Signals from transducers are typically too small to be read by a normal analog input card. Amplifiers are used to increase the magnitude of these signals. An example of a single ended signal amplifier is shown in Figure 22.1 A Single Ended Signal Amplifier. The amplifier is in an inverting configuration, so the output will have an opposite sign from the input. Adjustments are provided for gain and offset adjustments.
Figure 22.1 A Single Ended Signal Amplifier
A differential amplifier with a current input is shown in Figure 22.1 A Current Amplifier. Note that Rc converts a current to a voltage. The voltage is then amplified to a larger voltage.
Figure 22.1 A Current Amplifier
The circuit in Figure 22.1 A Differential Input to Single Ended Output Amplifier will convert a differential (double ended) signal to a single ended signal. The two input op-amps are used as unity gain followers, to create a high input impedance. The following amplifier amplifies the voltage difference.
Figure 22.1 A Differential Input to Single Ended Output Amplifier

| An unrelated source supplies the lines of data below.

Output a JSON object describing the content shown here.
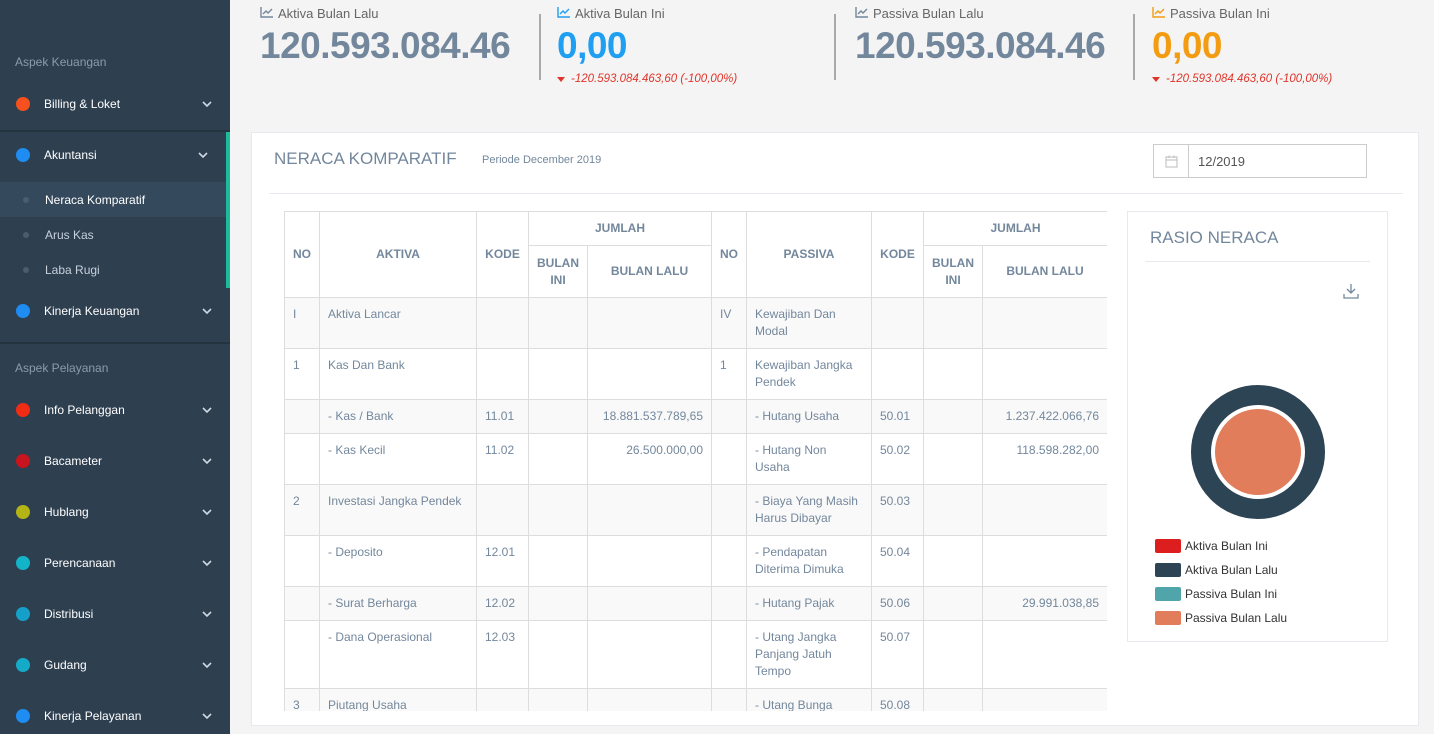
{
  "sidebar": {
    "section1": "Aspek Keuangan",
    "section2": "Aspek Pelayanan",
    "items1": [
      {
        "label": "Billing & Loket",
        "color": "#f5501e"
      },
      {
        "label": "Akuntansi",
        "color": "#1e8cf0"
      },
      {
        "label": "Kinerja Keuangan",
        "color": "#1e8cf0"
      }
    ],
    "subitems": [
      "Neraca Komparatif",
      "Arus Kas",
      "Laba Rugi"
    ],
    "items2": [
      {
        "label": "Info Pelanggan",
        "color": "#f02d14"
      },
      {
        "label": "Bacameter",
        "color": "#c8141e"
      },
      {
        "label": "Hublang",
        "color": "#b4b414"
      },
      {
        "label": "Perencanaan",
        "color": "#14b4c8"
      },
      {
        "label": "Distribusi",
        "color": "#14a0c8"
      },
      {
        "label": "Gudang",
        "color": "#14aac8"
      },
      {
        "label": "Kinerja Pelayanan",
        "color": "#1e8cf0"
      }
    ]
  },
  "stats": [
    {
      "title": "Aktiva Bulan Lalu",
      "value": "120.593.084.46",
      "color": "#73879c",
      "change": ""
    },
    {
      "title": "Aktiva Bulan Ini",
      "value": "0,00",
      "color": "#1e9ff2",
      "change": "-120.593.084.463,60 (-100,00%)"
    },
    {
      "title": "Passiva Bulan Lalu",
      "value": "120.593.084.46",
      "color": "#73879c",
      "change": ""
    },
    {
      "title": "Passiva Bulan Ini",
      "value": "0,00",
      "color": "#f39c12",
      "change": "-120.593.084.463,60 (-100,00%)"
    }
  ],
  "panel": {
    "title": "NERACA KOMPARATIF",
    "subtitle": "Periode December 2019",
    "date_value": "12/2019"
  },
  "table": {
    "h_no": "NO",
    "h_aktiva": "AKTIVA",
    "h_kode": "KODE",
    "h_jumlah": "JUMLAH",
    "h_bulan_ini": "BULAN INI",
    "h_bulan_lalu": "BULAN LALU",
    "h_passiva": "PASSIVA",
    "rows": [
      [
        "I",
        "Aktiva Lancar",
        "",
        "",
        "",
        "IV",
        "Kewajiban Dan Modal",
        "",
        "",
        ""
      ],
      [
        "1",
        "Kas Dan Bank",
        "",
        "",
        "",
        "1",
        "Kewajiban Jangka Pendek",
        "",
        "",
        ""
      ],
      [
        "",
        "- Kas / Bank",
        "11.01",
        "",
        "18.881.537.789,65",
        "",
        "- Hutang Usaha",
        "50.01",
        "",
        "1.237.422.066,76"
      ],
      [
        "",
        "- Kas Kecil",
        "11.02",
        "",
        "26.500.000,00",
        "",
        "- Hutang Non Usaha",
        "50.02",
        "",
        "118.598.282,00"
      ],
      [
        "2",
        "Investasi Jangka Pendek",
        "",
        "",
        "",
        "",
        "- Biaya Yang Masih Harus Dibayar",
        "50.03",
        "",
        ""
      ],
      [
        "",
        "- Deposito",
        "12.01",
        "",
        "",
        "",
        "- Pendapatan Diterima Dimuka",
        "50.04",
        "",
        ""
      ],
      [
        "",
        "- Surat Berharga",
        "12.02",
        "",
        "",
        "",
        "- Hutang Pajak",
        "50.06",
        "",
        "29.991.038,85"
      ],
      [
        "",
        "- Dana Operasional",
        "12.03",
        "",
        "",
        "",
        "- Utang Jangka Panjang Jatuh Tempo",
        "50.07",
        "",
        ""
      ],
      [
        "3",
        "Piutang Usaha",
        "",
        "",
        "",
        "",
        "- Utang Bunga",
        "50.08",
        "",
        ""
      ]
    ]
  },
  "chart": {
    "title": "RASIO NERACA"
  },
  "chart_data": {
    "type": "pie",
    "series": [
      {
        "name": "Aktiva Bulan Ini",
        "value": 0,
        "color": "#dc1e1e"
      },
      {
        "name": "Aktiva Bulan Lalu",
        "value": 120593084463.6,
        "color": "#2d4455"
      },
      {
        "name": "Passiva Bulan Ini",
        "value": 0,
        "color": "#50a5aa"
      },
      {
        "name": "Passiva Bulan Lalu",
        "value": 120593084463.6,
        "color": "#e17d5a"
      }
    ]
  }
}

The Wheatstone bridge can be used to convert a resistance to a voltage output, as shown in Figure 22.1 A Resistance to Voltage Amplifier. If the resistor values are all made the same (and close to the value of R3) then the equation can be simplified.